National Motos is the oldest team in the paddock and has now been racing in the 24 hours of Le Mans for two generations. This year will be their 42nd participation and the team is as ambitious as ever. We had a pre-race chat with Stéphane Haddadj and his three riders: Emeric Jonchiere, Stéphane Egea and Baptiste Guittet.
Stéphane, it’s the team’s 42nd time in the race this year, which is an enormous achievement. Can you describe the evolutions and revolutions that have happened in endurance racing over that time?
Stéphane H: I don’t think there has ever been a revolution to be honest. It has been a constant evolution that has gradually changed everything, over time. Nothing has ever stood still. I mean, just look at it over a longer period of time. Endurance racing has changed a lot. Back in the day, they were racing with only two riders on unlit tracks with headlights that didn’t really do a lot. In our team, and I suppose in every team, there is always a strong drive to constantly improve performance.
A question for the riders. A team with a history like National Motos - does that add to the pressure on you guys to do well?
Baptiste: I think endurance racing always adds pressure on the rider because it’s a team sport and you want to do well not just for yourself but for the entire team. To be in a team like National Motos does mean that people expect more from you, but I think that’s a good motivator to have.
Stéphane E: I believe it’s also an added bonus and even a comfort to have the most experienced team on the grid behind you. That way you can be sure that the strategy will be up to scratch and there will be no beginners’ mistakes.
How do you guys manage the set-up? Three very different riders sharing one bike - how does that work?
Emeric: Ah well that’s a big question and the big challenge of endurance racing. I believe it’s important to find a good compromise among the riders when it comes to setting up and that’s absolutely the case with our team.
Stéphane E: A good endurance rider is always able to adapt to any bike and to any riding style. That’s the biggest difference from sprint riders.
A question for Stéphane: how do you manage the three talents sitting next to you?
Stéphane H: (laughs) That’s not always easy. As we said, it’s a very long and difficult race. The riders are here as part of a team and they share one bike between the three of them. With 59 machines on track, we are well aware that it’s an extremely difficult race, so for me as team manager it’s also my job to make them as comfortable as possible and to create a good environment for them to perform in, so that they’re well prepared for their stint.
Do you train together outside of racing?
Baptiste: Not really, we each have our own rhythm.
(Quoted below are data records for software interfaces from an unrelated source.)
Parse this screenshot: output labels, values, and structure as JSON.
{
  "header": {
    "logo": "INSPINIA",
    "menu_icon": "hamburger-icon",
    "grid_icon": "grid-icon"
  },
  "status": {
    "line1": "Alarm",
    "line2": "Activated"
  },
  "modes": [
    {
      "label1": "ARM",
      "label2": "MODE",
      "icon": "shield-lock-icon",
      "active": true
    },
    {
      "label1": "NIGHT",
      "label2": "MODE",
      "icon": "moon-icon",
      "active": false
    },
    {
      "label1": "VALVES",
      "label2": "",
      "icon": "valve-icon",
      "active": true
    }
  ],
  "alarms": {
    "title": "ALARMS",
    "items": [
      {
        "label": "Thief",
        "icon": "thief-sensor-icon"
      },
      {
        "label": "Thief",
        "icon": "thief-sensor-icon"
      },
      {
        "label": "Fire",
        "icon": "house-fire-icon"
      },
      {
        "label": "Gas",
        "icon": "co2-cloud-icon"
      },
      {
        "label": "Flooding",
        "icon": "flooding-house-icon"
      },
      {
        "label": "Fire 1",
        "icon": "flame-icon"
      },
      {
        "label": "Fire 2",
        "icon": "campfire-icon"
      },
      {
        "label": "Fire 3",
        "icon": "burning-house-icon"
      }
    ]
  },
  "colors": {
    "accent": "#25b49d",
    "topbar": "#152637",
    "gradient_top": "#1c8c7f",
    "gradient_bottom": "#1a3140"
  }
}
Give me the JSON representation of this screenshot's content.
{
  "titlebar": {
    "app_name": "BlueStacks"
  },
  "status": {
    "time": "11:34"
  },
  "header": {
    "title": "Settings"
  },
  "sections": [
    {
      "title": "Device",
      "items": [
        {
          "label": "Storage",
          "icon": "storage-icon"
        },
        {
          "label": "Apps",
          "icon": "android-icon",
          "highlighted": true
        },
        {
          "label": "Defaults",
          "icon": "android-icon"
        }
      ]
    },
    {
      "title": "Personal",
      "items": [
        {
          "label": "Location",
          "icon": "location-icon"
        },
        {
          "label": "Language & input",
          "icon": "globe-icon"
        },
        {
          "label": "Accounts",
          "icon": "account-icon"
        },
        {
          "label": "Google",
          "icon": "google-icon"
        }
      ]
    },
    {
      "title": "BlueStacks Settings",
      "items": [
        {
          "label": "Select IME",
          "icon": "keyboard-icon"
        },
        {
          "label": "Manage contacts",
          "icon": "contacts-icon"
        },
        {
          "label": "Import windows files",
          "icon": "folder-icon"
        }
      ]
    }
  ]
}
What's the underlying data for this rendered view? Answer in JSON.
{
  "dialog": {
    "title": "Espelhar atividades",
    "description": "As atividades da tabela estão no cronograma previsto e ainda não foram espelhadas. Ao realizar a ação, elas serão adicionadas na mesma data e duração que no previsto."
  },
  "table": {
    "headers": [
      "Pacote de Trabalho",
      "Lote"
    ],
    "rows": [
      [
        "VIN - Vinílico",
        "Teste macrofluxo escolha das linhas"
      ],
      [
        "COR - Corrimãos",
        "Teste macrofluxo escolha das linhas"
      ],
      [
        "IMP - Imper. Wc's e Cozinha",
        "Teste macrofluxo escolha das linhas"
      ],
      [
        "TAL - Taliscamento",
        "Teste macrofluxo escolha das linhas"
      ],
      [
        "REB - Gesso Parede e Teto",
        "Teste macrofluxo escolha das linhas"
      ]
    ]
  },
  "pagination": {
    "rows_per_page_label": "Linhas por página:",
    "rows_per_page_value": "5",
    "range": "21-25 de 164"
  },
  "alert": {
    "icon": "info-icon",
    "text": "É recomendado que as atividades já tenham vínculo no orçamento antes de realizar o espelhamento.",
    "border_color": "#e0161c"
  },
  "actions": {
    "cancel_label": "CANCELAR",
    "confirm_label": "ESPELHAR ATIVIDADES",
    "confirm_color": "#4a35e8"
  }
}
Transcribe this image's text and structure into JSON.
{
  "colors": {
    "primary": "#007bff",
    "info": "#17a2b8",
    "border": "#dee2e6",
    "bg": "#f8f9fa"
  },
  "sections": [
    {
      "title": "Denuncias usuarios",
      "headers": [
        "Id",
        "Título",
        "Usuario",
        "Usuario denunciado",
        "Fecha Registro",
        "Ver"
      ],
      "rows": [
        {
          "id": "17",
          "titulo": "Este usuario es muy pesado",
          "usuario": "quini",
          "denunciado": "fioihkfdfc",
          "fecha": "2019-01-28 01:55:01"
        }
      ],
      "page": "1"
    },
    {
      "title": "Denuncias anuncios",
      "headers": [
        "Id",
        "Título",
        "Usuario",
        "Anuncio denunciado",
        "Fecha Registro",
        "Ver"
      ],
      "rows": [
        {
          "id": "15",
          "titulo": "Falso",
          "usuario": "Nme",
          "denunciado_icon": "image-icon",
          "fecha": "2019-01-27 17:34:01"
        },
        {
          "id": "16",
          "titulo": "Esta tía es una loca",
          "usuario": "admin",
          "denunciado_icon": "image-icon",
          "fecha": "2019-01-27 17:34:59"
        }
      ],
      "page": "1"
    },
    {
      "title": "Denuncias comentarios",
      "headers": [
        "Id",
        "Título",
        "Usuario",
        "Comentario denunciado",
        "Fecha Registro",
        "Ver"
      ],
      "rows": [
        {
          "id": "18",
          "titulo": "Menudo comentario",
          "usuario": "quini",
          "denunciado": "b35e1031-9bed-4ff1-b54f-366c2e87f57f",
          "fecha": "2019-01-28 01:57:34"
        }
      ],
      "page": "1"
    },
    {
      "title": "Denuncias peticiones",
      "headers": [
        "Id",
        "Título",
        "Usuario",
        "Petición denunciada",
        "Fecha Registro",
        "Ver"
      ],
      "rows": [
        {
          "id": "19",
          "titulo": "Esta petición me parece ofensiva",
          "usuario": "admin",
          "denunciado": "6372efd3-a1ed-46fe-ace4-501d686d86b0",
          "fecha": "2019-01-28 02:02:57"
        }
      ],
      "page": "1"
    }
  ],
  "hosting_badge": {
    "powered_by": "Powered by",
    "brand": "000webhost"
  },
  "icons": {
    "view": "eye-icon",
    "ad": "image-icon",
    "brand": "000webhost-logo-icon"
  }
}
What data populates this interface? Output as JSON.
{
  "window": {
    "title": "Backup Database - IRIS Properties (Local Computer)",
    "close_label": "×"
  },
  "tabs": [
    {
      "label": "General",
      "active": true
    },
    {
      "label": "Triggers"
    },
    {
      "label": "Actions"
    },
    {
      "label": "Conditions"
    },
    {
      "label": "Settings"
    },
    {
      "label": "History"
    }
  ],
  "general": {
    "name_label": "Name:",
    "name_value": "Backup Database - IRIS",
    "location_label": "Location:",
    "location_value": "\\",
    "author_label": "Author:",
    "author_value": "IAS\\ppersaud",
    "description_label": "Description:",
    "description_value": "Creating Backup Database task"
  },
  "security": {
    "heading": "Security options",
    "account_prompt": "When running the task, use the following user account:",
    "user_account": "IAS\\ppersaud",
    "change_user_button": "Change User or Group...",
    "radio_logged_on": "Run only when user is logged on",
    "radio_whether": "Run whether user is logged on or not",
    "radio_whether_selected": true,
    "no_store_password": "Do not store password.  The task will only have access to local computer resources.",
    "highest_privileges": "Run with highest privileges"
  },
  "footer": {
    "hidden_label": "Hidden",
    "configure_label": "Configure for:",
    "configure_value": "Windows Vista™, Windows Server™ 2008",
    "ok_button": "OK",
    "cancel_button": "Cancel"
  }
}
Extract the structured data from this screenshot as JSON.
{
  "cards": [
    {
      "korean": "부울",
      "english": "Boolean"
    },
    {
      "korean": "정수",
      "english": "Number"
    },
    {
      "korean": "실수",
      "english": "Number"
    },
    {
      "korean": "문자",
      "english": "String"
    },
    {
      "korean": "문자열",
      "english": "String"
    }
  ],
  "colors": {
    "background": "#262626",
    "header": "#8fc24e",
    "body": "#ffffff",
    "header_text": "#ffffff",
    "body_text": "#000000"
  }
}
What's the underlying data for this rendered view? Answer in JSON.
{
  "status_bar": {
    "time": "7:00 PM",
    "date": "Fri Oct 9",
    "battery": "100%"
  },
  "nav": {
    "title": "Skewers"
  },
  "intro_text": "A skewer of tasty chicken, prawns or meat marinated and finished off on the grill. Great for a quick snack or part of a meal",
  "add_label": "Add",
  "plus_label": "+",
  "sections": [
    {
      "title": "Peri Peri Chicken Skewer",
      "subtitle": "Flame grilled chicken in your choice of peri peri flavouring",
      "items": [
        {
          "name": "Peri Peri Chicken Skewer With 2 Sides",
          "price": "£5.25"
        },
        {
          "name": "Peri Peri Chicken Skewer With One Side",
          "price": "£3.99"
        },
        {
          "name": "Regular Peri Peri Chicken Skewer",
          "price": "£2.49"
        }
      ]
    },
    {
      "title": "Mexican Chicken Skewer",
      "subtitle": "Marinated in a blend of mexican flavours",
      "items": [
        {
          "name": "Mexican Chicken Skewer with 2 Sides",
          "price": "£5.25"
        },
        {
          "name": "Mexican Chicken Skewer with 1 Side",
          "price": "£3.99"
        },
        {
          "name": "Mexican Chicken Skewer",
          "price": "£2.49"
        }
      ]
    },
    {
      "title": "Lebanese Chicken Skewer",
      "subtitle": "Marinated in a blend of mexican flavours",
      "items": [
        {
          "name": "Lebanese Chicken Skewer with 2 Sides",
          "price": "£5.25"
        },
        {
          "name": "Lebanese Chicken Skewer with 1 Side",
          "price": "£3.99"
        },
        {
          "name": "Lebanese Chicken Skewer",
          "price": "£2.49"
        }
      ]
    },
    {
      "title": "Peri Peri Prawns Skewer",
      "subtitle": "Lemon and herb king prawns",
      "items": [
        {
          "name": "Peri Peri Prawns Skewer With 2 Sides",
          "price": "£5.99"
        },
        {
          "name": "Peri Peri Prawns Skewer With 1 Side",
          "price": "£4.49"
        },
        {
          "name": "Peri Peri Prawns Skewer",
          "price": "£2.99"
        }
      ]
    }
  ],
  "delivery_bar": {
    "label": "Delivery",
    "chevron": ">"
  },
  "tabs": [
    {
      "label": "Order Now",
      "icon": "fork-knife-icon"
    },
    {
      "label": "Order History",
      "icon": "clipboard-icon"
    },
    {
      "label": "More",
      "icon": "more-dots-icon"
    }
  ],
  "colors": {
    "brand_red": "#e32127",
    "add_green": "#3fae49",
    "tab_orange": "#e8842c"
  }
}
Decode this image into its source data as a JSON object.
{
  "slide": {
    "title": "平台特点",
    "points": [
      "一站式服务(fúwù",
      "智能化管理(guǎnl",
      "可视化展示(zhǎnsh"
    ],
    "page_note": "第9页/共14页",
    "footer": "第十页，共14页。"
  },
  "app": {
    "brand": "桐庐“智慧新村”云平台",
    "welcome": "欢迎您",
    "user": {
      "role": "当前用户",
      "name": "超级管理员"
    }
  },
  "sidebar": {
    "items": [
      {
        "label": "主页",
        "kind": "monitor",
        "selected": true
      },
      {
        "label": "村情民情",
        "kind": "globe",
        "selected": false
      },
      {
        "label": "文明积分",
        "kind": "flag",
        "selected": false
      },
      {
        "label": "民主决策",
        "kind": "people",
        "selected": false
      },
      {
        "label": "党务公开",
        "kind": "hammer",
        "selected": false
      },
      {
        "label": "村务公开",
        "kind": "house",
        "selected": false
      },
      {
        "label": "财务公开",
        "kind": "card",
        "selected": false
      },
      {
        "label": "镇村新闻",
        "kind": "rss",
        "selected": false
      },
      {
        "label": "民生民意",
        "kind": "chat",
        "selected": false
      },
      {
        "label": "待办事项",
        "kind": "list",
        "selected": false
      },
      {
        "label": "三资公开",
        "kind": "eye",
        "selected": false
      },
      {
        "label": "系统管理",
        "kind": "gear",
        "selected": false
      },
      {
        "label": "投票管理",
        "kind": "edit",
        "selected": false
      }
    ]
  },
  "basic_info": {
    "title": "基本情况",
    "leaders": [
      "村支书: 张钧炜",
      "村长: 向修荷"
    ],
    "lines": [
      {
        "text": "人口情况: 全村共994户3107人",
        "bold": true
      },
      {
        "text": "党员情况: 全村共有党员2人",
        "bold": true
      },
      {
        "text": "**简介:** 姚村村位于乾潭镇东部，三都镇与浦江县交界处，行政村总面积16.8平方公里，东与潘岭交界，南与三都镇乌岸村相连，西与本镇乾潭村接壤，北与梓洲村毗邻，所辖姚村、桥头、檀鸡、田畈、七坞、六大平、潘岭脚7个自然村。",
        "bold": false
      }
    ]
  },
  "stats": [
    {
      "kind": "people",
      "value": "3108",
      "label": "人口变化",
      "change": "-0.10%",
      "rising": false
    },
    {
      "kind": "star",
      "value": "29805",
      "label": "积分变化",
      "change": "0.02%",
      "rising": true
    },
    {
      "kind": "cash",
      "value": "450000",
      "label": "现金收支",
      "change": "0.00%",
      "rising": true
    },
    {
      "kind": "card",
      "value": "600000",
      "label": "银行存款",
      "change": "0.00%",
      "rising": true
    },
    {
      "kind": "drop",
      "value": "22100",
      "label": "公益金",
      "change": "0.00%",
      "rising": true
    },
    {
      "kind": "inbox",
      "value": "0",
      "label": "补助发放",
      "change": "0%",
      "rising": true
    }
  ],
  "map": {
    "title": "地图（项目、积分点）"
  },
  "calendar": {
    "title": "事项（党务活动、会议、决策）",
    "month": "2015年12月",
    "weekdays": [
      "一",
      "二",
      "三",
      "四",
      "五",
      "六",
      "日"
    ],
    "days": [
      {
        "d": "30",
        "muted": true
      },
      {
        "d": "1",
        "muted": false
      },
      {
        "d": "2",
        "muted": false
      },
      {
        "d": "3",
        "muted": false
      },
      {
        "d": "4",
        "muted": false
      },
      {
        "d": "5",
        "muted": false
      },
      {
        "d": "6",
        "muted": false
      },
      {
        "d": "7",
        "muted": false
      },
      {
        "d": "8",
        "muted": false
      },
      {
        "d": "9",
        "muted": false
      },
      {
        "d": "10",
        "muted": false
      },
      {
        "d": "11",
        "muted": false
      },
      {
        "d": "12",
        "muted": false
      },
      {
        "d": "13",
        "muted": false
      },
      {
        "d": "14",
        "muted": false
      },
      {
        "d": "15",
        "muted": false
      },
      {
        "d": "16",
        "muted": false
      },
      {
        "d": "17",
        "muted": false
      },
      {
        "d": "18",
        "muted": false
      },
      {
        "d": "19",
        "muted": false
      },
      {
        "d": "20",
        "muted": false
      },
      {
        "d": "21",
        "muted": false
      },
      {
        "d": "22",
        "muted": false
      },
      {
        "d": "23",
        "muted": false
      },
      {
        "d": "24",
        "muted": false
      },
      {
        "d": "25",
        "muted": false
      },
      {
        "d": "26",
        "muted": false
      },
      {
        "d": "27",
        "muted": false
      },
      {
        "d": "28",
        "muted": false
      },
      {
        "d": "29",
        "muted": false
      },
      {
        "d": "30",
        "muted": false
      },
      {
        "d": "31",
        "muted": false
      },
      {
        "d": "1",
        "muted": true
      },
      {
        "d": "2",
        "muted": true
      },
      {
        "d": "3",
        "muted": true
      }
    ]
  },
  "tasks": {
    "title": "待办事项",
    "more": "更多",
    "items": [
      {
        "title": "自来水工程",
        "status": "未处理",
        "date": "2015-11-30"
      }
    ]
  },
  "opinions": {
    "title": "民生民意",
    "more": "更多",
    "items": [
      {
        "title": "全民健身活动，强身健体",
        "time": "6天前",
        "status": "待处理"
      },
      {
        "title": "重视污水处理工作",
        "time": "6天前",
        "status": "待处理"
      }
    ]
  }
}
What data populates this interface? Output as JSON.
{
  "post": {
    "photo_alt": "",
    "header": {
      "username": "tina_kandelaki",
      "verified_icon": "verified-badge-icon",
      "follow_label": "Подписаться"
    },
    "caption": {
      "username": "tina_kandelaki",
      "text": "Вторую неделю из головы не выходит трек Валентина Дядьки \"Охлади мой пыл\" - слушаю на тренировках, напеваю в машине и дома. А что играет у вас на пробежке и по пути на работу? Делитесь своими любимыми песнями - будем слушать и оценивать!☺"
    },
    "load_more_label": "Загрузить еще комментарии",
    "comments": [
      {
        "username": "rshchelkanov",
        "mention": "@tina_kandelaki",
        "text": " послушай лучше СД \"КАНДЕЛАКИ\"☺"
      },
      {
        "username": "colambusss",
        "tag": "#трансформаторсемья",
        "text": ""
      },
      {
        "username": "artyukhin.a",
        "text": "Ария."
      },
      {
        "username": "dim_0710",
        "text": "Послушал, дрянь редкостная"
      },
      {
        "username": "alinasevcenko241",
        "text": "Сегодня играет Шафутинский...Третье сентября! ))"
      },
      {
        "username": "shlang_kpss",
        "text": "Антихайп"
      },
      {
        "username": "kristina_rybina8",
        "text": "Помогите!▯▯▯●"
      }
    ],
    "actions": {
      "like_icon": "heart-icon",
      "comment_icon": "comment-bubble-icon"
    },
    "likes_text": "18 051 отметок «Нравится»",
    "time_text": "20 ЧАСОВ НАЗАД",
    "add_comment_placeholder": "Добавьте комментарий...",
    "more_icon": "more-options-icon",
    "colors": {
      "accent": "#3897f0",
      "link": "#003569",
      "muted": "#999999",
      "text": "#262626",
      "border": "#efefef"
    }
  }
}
The one thing we do is train together on the simulator and of course during track testing.
That’s interesting. In car racing the simulator is one evolution that has completely been embedded within almost every team. What part does it play in motorcycle racing?
Stéphane H: We do some testing on it but to be honest, it’s really not that important for us. The biggest difference with car simulators is that those have really evolved and adapted, and now they function at an incredibly accurate level. The motorcycle simulators are nowhere near that point yet. It’s very hard to simulate the human interaction between a bike and a rider. As soon as a different rider gets on the bike the whole bike changes a little.
How much does the weight of the rider affect the bike and performance?
Stephane H: It has a massive impact on it. The rider is a big percentage of the overall weight. The most important challenge is for all the riders to be a similar weight. If you have a very heavy rider and a very light rider, it will be almost impossible to find a good compromise when it comes to setting up the bike.
What are you expecting from the race?
Stéphane H: We always hope to finish as high as possible, but we’ve just switched our tyre manufacturer so when it comes to setting up, we’re starting from scratch. That’s why we only managed to qualify 25th, but as the race progresses, we’re looking to improve. Our main goal is to stay out of trouble.